** Opening Material for the task block **

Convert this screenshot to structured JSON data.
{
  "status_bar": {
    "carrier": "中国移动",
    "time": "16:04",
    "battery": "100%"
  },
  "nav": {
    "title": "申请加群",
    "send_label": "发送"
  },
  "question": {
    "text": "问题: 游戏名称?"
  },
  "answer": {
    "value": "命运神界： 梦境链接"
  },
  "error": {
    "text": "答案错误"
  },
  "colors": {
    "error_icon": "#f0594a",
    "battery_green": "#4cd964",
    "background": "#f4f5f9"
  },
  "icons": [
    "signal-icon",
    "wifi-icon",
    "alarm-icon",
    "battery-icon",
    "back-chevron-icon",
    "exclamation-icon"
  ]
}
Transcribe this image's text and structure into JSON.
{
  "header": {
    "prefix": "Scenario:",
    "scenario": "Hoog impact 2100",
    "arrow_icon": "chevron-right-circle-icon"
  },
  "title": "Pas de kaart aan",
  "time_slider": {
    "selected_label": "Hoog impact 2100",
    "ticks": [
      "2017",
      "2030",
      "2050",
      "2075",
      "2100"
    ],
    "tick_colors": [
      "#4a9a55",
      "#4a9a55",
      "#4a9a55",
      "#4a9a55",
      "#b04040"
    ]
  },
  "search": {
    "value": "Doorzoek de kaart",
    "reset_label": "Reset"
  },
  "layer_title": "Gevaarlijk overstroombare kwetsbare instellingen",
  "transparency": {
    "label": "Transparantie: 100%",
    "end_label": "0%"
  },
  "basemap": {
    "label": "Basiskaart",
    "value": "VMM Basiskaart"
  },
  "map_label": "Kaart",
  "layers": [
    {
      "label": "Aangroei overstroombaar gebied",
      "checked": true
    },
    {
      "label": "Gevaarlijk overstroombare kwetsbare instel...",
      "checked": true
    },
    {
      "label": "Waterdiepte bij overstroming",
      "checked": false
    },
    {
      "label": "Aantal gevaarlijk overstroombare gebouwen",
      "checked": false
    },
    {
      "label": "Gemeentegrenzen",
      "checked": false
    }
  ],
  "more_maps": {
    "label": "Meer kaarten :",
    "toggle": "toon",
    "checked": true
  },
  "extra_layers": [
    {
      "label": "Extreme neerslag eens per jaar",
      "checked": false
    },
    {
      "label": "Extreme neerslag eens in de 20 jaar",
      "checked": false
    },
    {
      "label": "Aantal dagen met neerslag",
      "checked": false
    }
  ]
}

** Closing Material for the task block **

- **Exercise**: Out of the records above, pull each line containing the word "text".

- **Your response**:
    "text": "问题: 游戏名称?"
    "text": "答案错误"
Transcribe this image's text and structure into JSON.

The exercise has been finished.